Website and app data records:
----------------------------------------
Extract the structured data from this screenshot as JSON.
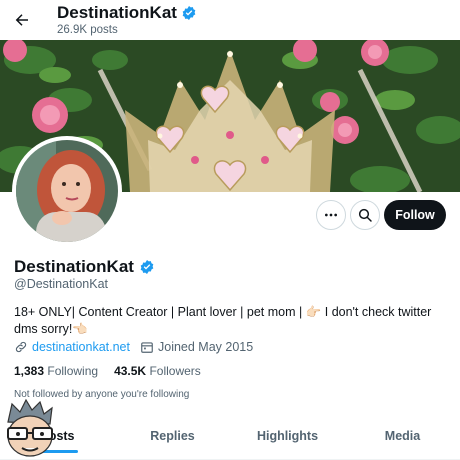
{
  "header": {
    "name": "DestinationKat",
    "posts": "26.9K posts"
  },
  "profile": {
    "display_name": "DestinationKat",
    "handle": "@DestinationKat",
    "bio": "18+ ONLY| Content Creator | Plant lover | pet mom | 👉🏻 I don't check twitter dms sorry!👈🏻",
    "website": "destinationkat.net",
    "joined": "Joined May 2015",
    "following_count": "1,383",
    "following_label": "Following",
    "followers_count": "43.5K",
    "followers_label": "Followers",
    "not_followed": "Not followed by anyone you're following"
  },
  "actions": {
    "follow_label": "Follow"
  },
  "tabs": [
    {
      "label": "Posts",
      "active": true
    },
    {
      "label": "Replies",
      "active": false
    },
    {
      "label": "Highlights",
      "active": false
    },
    {
      "label": "Media",
      "active": false
    }
  ],
  "colors": {
    "accent": "#1d9bf0",
    "verified": "#1d9bf0",
    "text_primary": "#0f1419",
    "text_secondary": "#536471",
    "follow_button": "#0f1419"
  },
  "icons": {
    "back": "arrow-left-icon",
    "verified": "verified-badge-icon",
    "more": "more-horizontal-icon",
    "search": "search-icon",
    "link": "link-icon",
    "calendar": "calendar-icon"
  }
}
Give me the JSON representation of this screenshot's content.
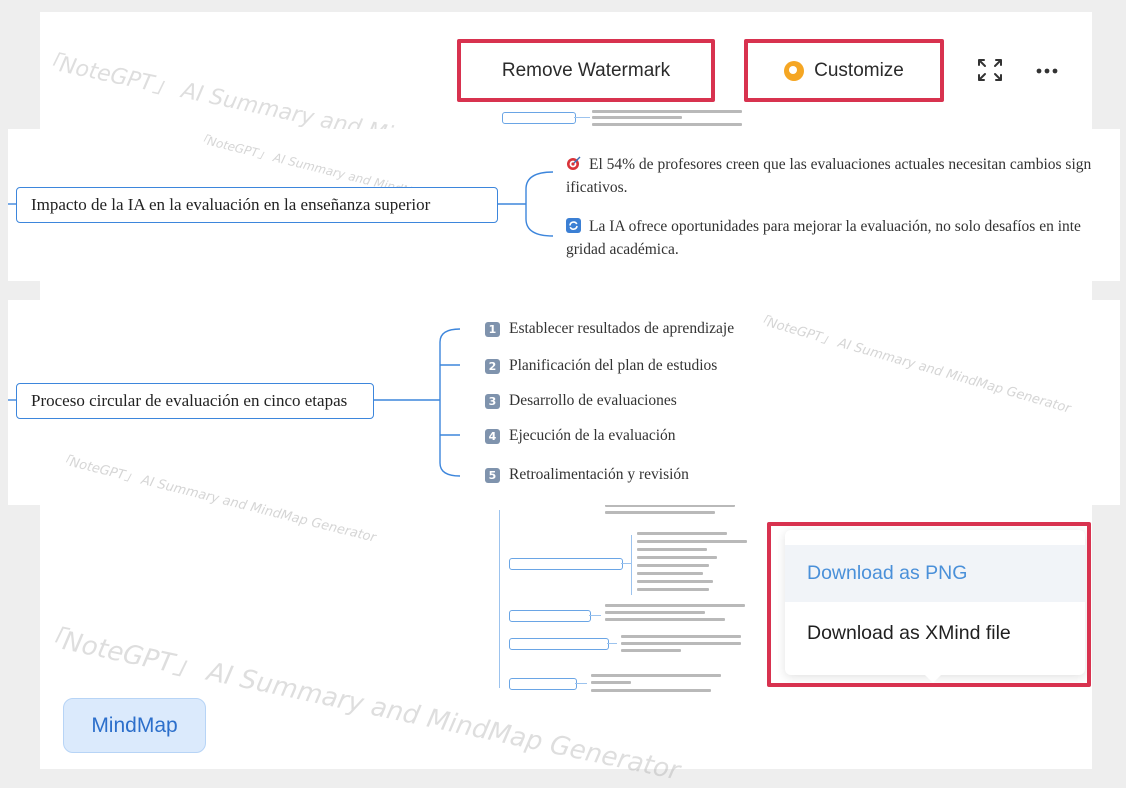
{
  "toolbar": {
    "remove_watermark_label": "Remove Watermark",
    "customize_label": "Customize",
    "expand_icon": "expand-arrows-icon",
    "more_icon": "more-horizontal-icon"
  },
  "watermark": {
    "text": "「NoteGPT」 AI Summary and MindMap Generator"
  },
  "mindmap": {
    "node_impact": {
      "label": "Impacto de la IA en la evaluación en la enseñanza superior",
      "children": [
        "El 54% de profesores creen que las evaluaciones actuales necesitan cambios sign ificativos.",
        "La IA ofrece oportunidades para mejorar la evaluación, no solo desafíos en inte gridad académica."
      ]
    },
    "node_process": {
      "label": "Proceso circular de evaluación en cinco etapas",
      "children": [
        {
          "num": "1",
          "text": "Establecer resultados de aprendizaje"
        },
        {
          "num": "2",
          "text": "Planificación del plan de estudios"
        },
        {
          "num": "3",
          "text": "Desarrollo de evaluaciones"
        },
        {
          "num": "4",
          "text": "Ejecución de la evaluación"
        },
        {
          "num": "5",
          "text": "Retroalimentación y revisión"
        }
      ]
    }
  },
  "download_menu": {
    "png_label": "Download as PNG",
    "xmind_label": "Download as XMind file"
  },
  "tabs": {
    "mindmap_label": "MindMap"
  },
  "colors": {
    "highlight": "#d8324f",
    "accent_blue": "#3d86dc",
    "menu_active_text": "#4a90d9",
    "customize_badge": "#f5a623"
  }
}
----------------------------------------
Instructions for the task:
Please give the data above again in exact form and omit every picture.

Written reply:
Extract the structured data from this screenshot as JSON.
{
  "header": {
    "name": "DestinationKat",
    "posts": "26.9K posts"
  },
  "profile": {
    "display_name": "DestinationKat",
    "handle": "@DestinationKat",
    "bio": "18+ ONLY| Content Creator | Plant lover | pet mom | 👉🏻 I don't check twitter dms sorry!👈🏻",
    "website": "destinationkat.net",
    "joined": "Joined May 2015",
    "following_count": "1,383",
    "following_label": "Following",
    "followers_count": "43.5K",
    "followers_label": "Followers",
    "not_followed": "Not followed by anyone you're following"
  },
  "actions": {
    "follow_label": "Follow"
  },
  "tabs": [
    {
      "label": "Posts",
      "active": true
    },
    {
      "label": "Replies",
      "active": false
    },
    {
      "label": "Highlights",
      "active": false
    },
    {
      "label": "Media",
      "active": false
    }
  ],
  "colors": {
    "accent": "#1d9bf0",
    "verified": "#1d9bf0",
    "text_primary": "#0f1419",
    "text_secondary": "#536471",
    "follow_button": "#0f1419"
  },
  "icons": {
    "back": "arrow-left-icon",
    "verified": "verified-badge-icon",
    "more": "more-horizontal-icon",
    "search": "search-icon",
    "link": "link-icon",
    "calendar": "calendar-icon"
  }
}
Give me the JSON representation of this screenshot's content.
{
  "toolbar": {
    "remove_watermark_label": "Remove Watermark",
    "customize_label": "Customize",
    "expand_icon": "expand-arrows-icon",
    "more_icon": "more-horizontal-icon"
  },
  "watermark": {
    "text": "「NoteGPT」 AI Summary and MindMap Generator"
  },
  "mindmap": {
    "node_impact": {
      "label": "Impacto de la IA en la evaluación en la enseñanza superior",
      "children": [
        "El 54% de profesores creen que las evaluaciones actuales necesitan cambios sign ificativos.",
        "La IA ofrece oportunidades para mejorar la evaluación, no solo desafíos en inte gridad académica."
      ]
    },
    "node_process": {
      "label": "Proceso circular de evaluación en cinco etapas",
      "children": [
        {
          "num": "1",
          "text": "Establecer resultados de aprendizaje"
        },
        {
          "num": "2",
          "text": "Planificación del plan de estudios"
        },
        {
          "num": "3",
          "text": "Desarrollo de evaluaciones"
        },
        {
          "num": "4",
          "text": "Ejecución de la evaluación"
        },
        {
          "num": "5",
          "text": "Retroalimentación y revisión"
        }
      ]
    }
  },
  "download_menu": {
    "png_label": "Download as PNG",
    "xmind_label": "Download as XMind file"
  },
  "tabs": {
    "mindmap_label": "MindMap"
  },
  "colors": {
    "highlight": "#d8324f",
    "accent_blue": "#3d86dc",
    "menu_active_text": "#4a90d9",
    "customize_badge": "#f5a623"
  }
}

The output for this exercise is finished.